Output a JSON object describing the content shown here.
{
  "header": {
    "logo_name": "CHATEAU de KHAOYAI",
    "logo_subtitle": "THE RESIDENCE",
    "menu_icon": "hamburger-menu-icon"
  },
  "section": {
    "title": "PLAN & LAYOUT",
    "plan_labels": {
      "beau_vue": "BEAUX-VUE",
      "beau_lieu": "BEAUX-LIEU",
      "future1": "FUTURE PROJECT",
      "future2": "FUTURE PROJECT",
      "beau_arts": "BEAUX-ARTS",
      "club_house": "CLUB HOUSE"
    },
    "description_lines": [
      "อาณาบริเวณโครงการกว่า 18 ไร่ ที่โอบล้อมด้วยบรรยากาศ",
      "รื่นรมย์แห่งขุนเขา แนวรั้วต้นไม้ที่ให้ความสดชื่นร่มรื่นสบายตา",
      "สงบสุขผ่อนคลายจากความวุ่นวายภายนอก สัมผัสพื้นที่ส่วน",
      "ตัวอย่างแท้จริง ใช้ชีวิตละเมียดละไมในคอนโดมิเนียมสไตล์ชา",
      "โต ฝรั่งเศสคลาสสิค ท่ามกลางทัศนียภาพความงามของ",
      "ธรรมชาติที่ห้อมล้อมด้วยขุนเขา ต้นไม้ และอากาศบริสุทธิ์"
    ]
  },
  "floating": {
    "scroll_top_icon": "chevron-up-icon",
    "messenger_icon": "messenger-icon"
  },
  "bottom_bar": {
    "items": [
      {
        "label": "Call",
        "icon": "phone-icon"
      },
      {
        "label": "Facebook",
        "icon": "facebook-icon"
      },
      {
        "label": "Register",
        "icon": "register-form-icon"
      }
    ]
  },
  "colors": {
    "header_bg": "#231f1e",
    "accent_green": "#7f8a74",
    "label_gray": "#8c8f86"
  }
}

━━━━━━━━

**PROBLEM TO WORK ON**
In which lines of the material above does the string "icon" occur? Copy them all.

**OUTPUT OF THE EXERCISE**
    "menu_icon": "hamburger-menu-icon"
    "scroll_top_icon": "chevron-up-icon",
    "messenger_icon": "messenger-icon"
        "icon": "phone-icon"
        "icon": "facebook-icon"
        "icon": "register-form-icon"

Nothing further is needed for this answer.